*** Task inputs Section Begins ***

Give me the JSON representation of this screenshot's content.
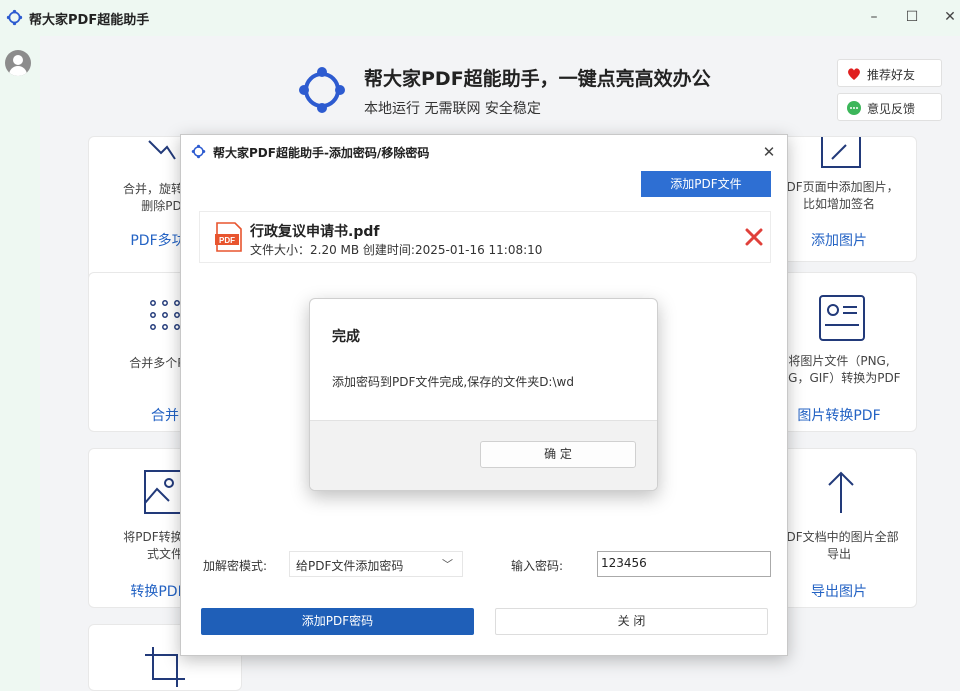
{
  "window": {
    "title": "帮大家PDF超能助手",
    "controls": {
      "minimize": "–",
      "maximize": "☐",
      "close": "✕"
    }
  },
  "hero": {
    "title": "帮大家PDF超能助手，一键点亮高效办公",
    "subtitle": "本地运行 无需联网 安全稳定"
  },
  "side_buttons": {
    "recommend": "推荐好友",
    "feedback": "意见反馈"
  },
  "cards": {
    "c1": {
      "desc": "合并，旋转，重\n删除PDF",
      "link": "PDF多功能"
    },
    "c2": {
      "desc": "合并多个PDF",
      "link": "合并"
    },
    "c3": {
      "desc": "将PDF转换为图\n式文件",
      "link": "转换PDF为"
    },
    "r1": {
      "desc": "PDF页面中添加图片，\n比如增加签名",
      "link": "添加图片"
    },
    "r2": {
      "desc": "将图片文件（PNG,\nJPG，GIF）转换为PDF",
      "link": "图片转换PDF"
    },
    "r3": {
      "desc": "PDF文档中的图片全部\n导出",
      "link": "导出图片"
    }
  },
  "dialog": {
    "title": "帮大家PDF超能助手-添加密码/移除密码",
    "close": "✕",
    "add_file_label": "添加PDF文件",
    "file": {
      "name": "行政复议申请书.pdf",
      "meta": "文件大小：2.20 MB 创建时间:2025-01-16 11:08:10",
      "icon_text": "PDF"
    },
    "mode_label": "加解密模式:",
    "mode_value": "给PDF文件添加密码",
    "password_label": "输入密码:",
    "password_value": "123456",
    "primary_label": "添加PDF密码",
    "close_label": "关 闭"
  },
  "alert": {
    "title": "完成",
    "message": "添加密码到PDF文件完成,保存的文件夹D:\\wd",
    "ok_label": "确 定"
  },
  "colors": {
    "accent": "#2e6fd3",
    "primary_button": "#1f5fb8",
    "link": "#2463c4",
    "delete": "#e0403a",
    "pdf_icon": "#e8552f"
  }
}
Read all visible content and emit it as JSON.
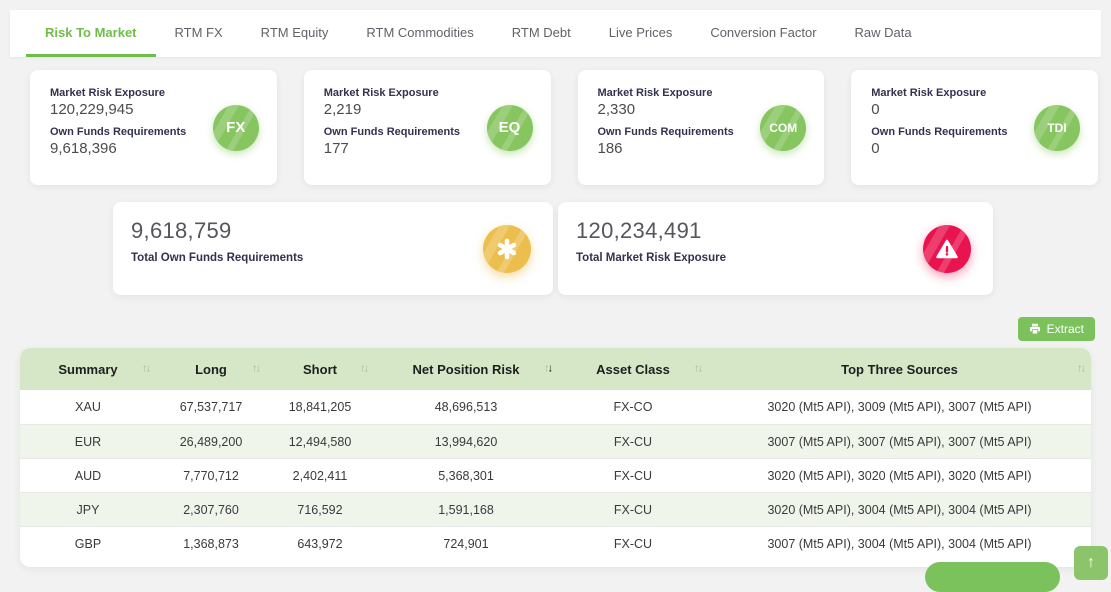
{
  "tabs": [
    {
      "label": "Risk To Market",
      "active": true
    },
    {
      "label": "RTM FX",
      "active": false
    },
    {
      "label": "RTM Equity",
      "active": false
    },
    {
      "label": "RTM Commodities",
      "active": false
    },
    {
      "label": "RTM Debt",
      "active": false
    },
    {
      "label": "Live Prices",
      "active": false
    },
    {
      "label": "Conversion Factor",
      "active": false
    },
    {
      "label": "Raw Data",
      "active": false
    }
  ],
  "exposure_cards": [
    {
      "metric1_label": "Market Risk Exposure",
      "metric1_value": "120,229,945",
      "metric2_label": "Own Funds Requirements",
      "metric2_value": "9,618,396",
      "badge": "FX"
    },
    {
      "metric1_label": "Market Risk Exposure",
      "metric1_value": "2,219",
      "metric2_label": "Own Funds Requirements",
      "metric2_value": "177",
      "badge": "EQ"
    },
    {
      "metric1_label": "Market Risk Exposure",
      "metric1_value": "2,330",
      "metric2_label": "Own Funds Requirements",
      "metric2_value": "186",
      "badge": "COM"
    },
    {
      "metric1_label": "Market Risk Exposure",
      "metric1_value": "0",
      "metric2_label": "Own Funds Requirements",
      "metric2_value": "0",
      "badge": "TDI"
    }
  ],
  "summary_cards": [
    {
      "value": "9,618,759",
      "label": "Total Own Funds Requirements",
      "icon": "asterisk-icon"
    },
    {
      "value": "120,234,491",
      "label": "Total Market Risk Exposure",
      "icon": "warning-icon"
    }
  ],
  "toolbar": {
    "extract_label": "Extract"
  },
  "table": {
    "columns": [
      {
        "label": "Summary",
        "sorted": null
      },
      {
        "label": "Long",
        "sorted": null
      },
      {
        "label": "Short",
        "sorted": null
      },
      {
        "label": "Net Position Risk",
        "sorted": "desc"
      },
      {
        "label": "Asset Class",
        "sorted": null
      },
      {
        "label": "Top Three Sources",
        "sorted": null
      }
    ],
    "rows": [
      [
        "XAU",
        "67,537,717",
        "18,841,205",
        "48,696,513",
        "FX-CO",
        "3020 (Mt5 API), 3009 (Mt5 API), 3007 (Mt5 API)"
      ],
      [
        "EUR",
        "26,489,200",
        "12,494,580",
        "13,994,620",
        "FX-CU",
        "3007 (Mt5 API), 3007 (Mt5 API), 3007 (Mt5 API)"
      ],
      [
        "AUD",
        "7,770,712",
        "2,402,411",
        "5,368,301",
        "FX-CU",
        "3020 (Mt5 API), 3020 (Mt5 API), 3020 (Mt5 API)"
      ],
      [
        "JPY",
        "2,307,760",
        "716,592",
        "1,591,168",
        "FX-CU",
        "3020 (Mt5 API), 3004 (Mt5 API), 3004 (Mt5 API)"
      ],
      [
        "GBP",
        "1,368,873",
        "643,972",
        "724,901",
        "FX-CU",
        "3007 (Mt5 API), 3004 (Mt5 API), 3004 (Mt5 API)"
      ]
    ]
  },
  "colors": {
    "accent_green": "#6fbe4b",
    "badge_green": "#86c55f",
    "header_green": "#d6e7c7",
    "stripe_green": "#f0f5ec",
    "warning_yellow": "#ecbe4e",
    "alert_red": "#e9134f"
  }
}
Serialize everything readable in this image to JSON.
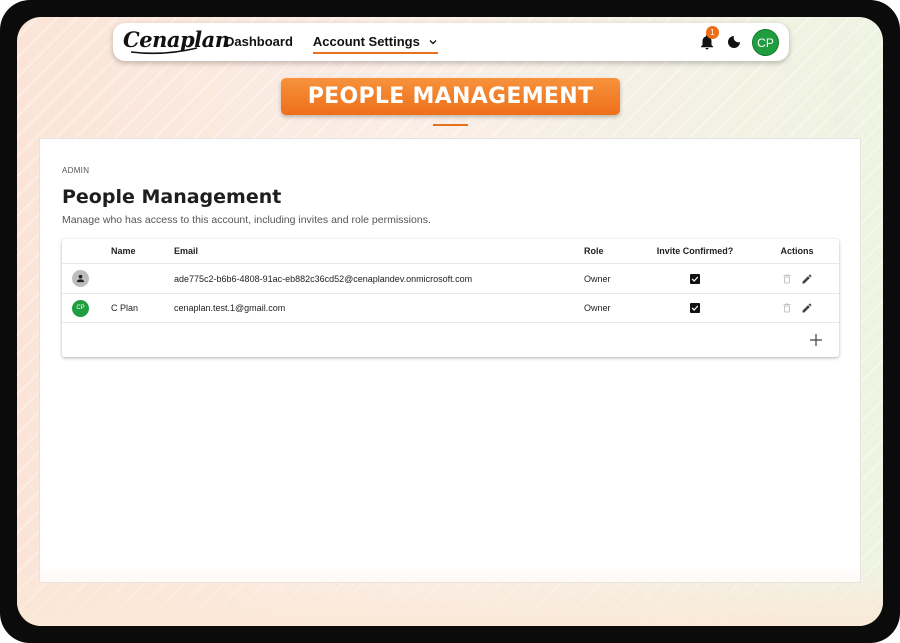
{
  "app": {
    "logo_text": "Cenaplan"
  },
  "nav": {
    "dashboard": "Dashboard",
    "account_settings": "Account Settings",
    "notification_count": "1",
    "user_initials": "CP"
  },
  "banner": {
    "text": "PEOPLE MANAGEMENT"
  },
  "page": {
    "breadcrumb": "ADMIN",
    "title": "People Management",
    "subtitle": "Manage who has access to this account, including invites and role permissions."
  },
  "table": {
    "columns": {
      "name": "Name",
      "email": "Email",
      "role": "Role",
      "invite_confirmed": "Invite Confirmed?",
      "actions": "Actions"
    },
    "rows": [
      {
        "avatar": "person-icon",
        "name": "",
        "email": "ade775c2-b6b6-4808-91ac-eb882c36cd52@cenaplandev.onmicrosoft.com",
        "role": "Owner",
        "invite_confirmed": true
      },
      {
        "avatar": "CP",
        "name": "C Plan",
        "email": "cenaplan.test.1@gmail.com",
        "role": "Owner",
        "invite_confirmed": true
      }
    ]
  },
  "colors": {
    "accent": "#ee6f1a",
    "avatar_green": "#1f9d3f",
    "badge": "#ef6c16"
  }
}
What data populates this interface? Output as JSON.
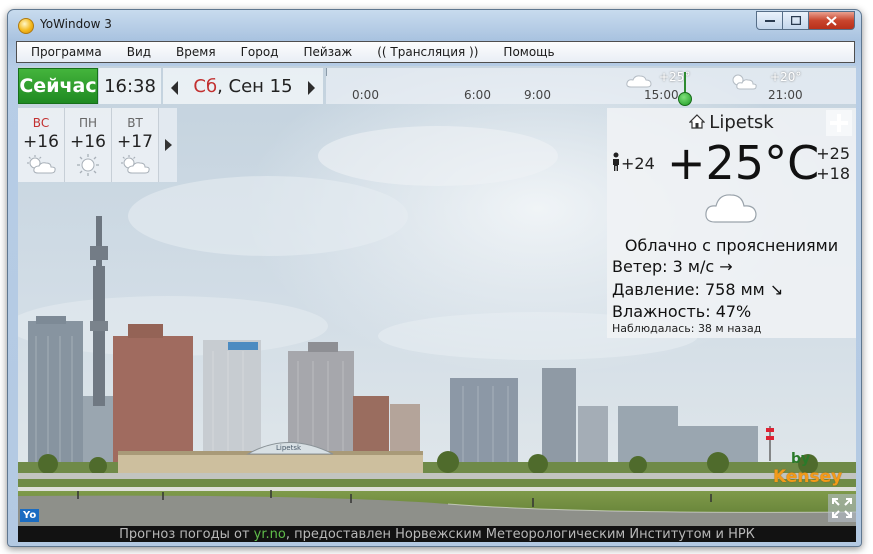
{
  "window": {
    "title": "YoWindow 3"
  },
  "menu": {
    "items": [
      "Программа",
      "Вид",
      "Время",
      "Город",
      "Пейзаж",
      "(( Трансляция ))",
      "Помощь"
    ]
  },
  "topbar": {
    "now_label": "Сейчас",
    "time": "16:38",
    "date_day": "Сб",
    "date_rest": ", Сен 15"
  },
  "timeline": {
    "labels": [
      "0:00",
      "6:00",
      "9:00",
      "15:00",
      "21:00"
    ],
    "temps": [
      "+25°",
      "+20°"
    ]
  },
  "forecast": {
    "days": [
      {
        "name": "ВС",
        "temp": "+16",
        "icon": "sun-cloud-icon",
        "weekend": true
      },
      {
        "name": "ПН",
        "temp": "+16",
        "icon": "sun-icon",
        "weekend": false
      },
      {
        "name": "ВТ",
        "temp": "+17",
        "icon": "sun-cloud-icon",
        "weekend": false
      }
    ]
  },
  "current": {
    "city": "Lipetsk",
    "feels_like": "+24",
    "temp": "+25°C",
    "high": "+25",
    "low": "+18",
    "condition": "Облачно с прояснениями",
    "wind": "Ветер:  3 м/с →",
    "pressure": "Давление:  758 мм ↘",
    "humidity": "Влажность:  47%",
    "observed": "Наблюдалась:  38 м назад"
  },
  "credits": {
    "by": "by",
    "name": "Kensey",
    "logo": "Yo",
    "footer_prefix": "Прогноз погоды от ",
    "footer_link": "yr.no",
    "footer_suffix": ", предоставлен Норвежским Метеорологическим Институтом и НРК"
  },
  "colors": {
    "accent_green": "#2a9a2e",
    "weekend_red": "#c23030",
    "kensey_orange": "#f29b1a"
  }
}
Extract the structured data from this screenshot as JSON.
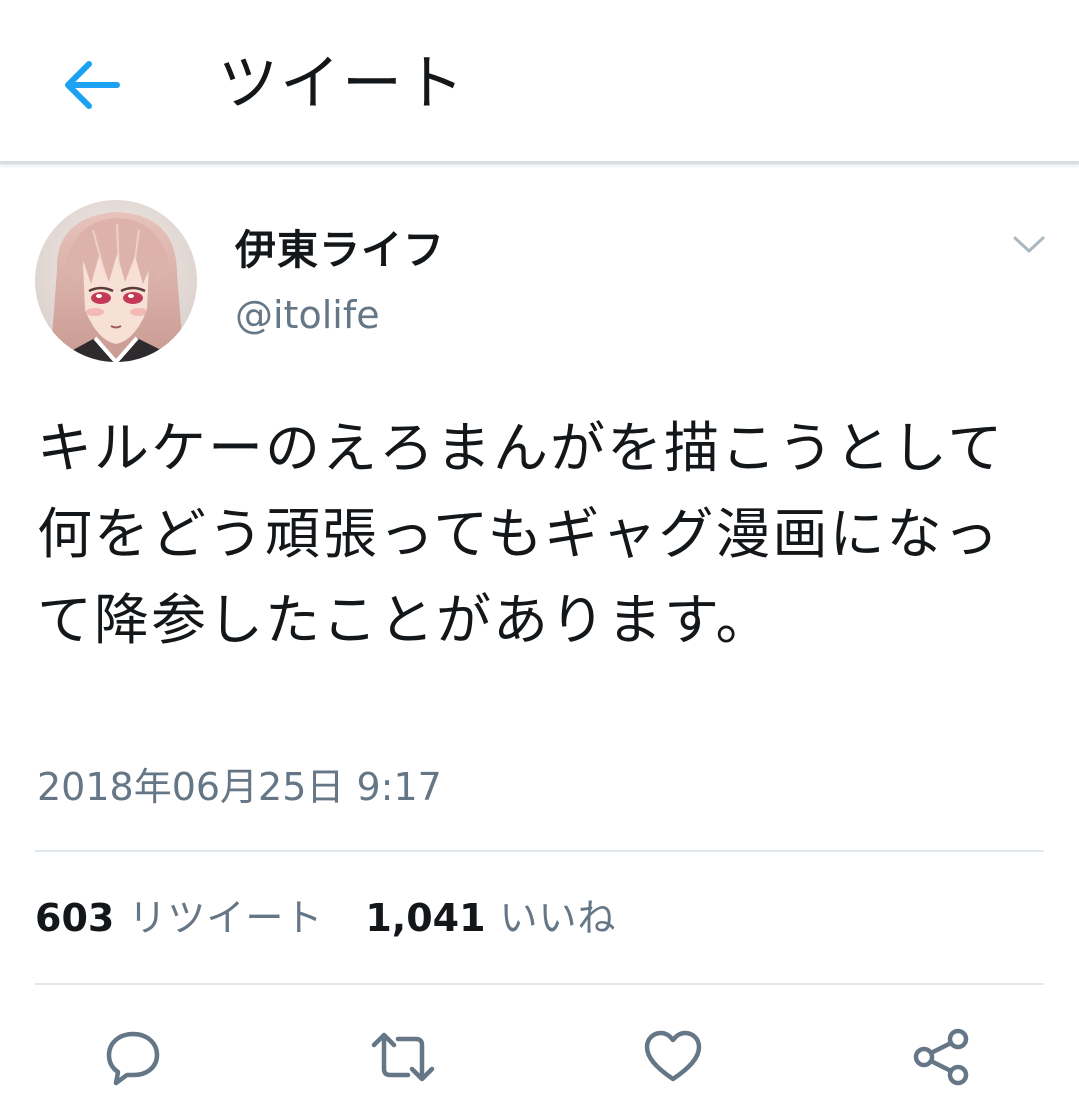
{
  "header": {
    "title": "ツイート",
    "back_icon": "arrow-left-icon"
  },
  "author": {
    "display_name": "伊東ライフ",
    "handle": "@itolife",
    "avatar_icon": "user-avatar"
  },
  "tweet": {
    "text": "キルケーのえろまんがを描こうとして何をどう頑張ってもギャグ漫画になって降参したことがあります。",
    "timestamp": "2018年06月25日 9:17"
  },
  "stats": {
    "retweet_count": "603",
    "retweet_label": "リツイート",
    "like_count": "1,041",
    "like_label": "いいね"
  },
  "actions": [
    "reply-icon",
    "retweet-icon",
    "like-icon",
    "share-icon"
  ],
  "colors": {
    "accent": "#1da1f2",
    "text_primary": "#14171a",
    "text_secondary": "#657786",
    "divider": "#e1e8ed"
  }
}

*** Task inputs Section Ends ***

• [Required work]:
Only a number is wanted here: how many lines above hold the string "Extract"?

• [Answer to this problem]:
2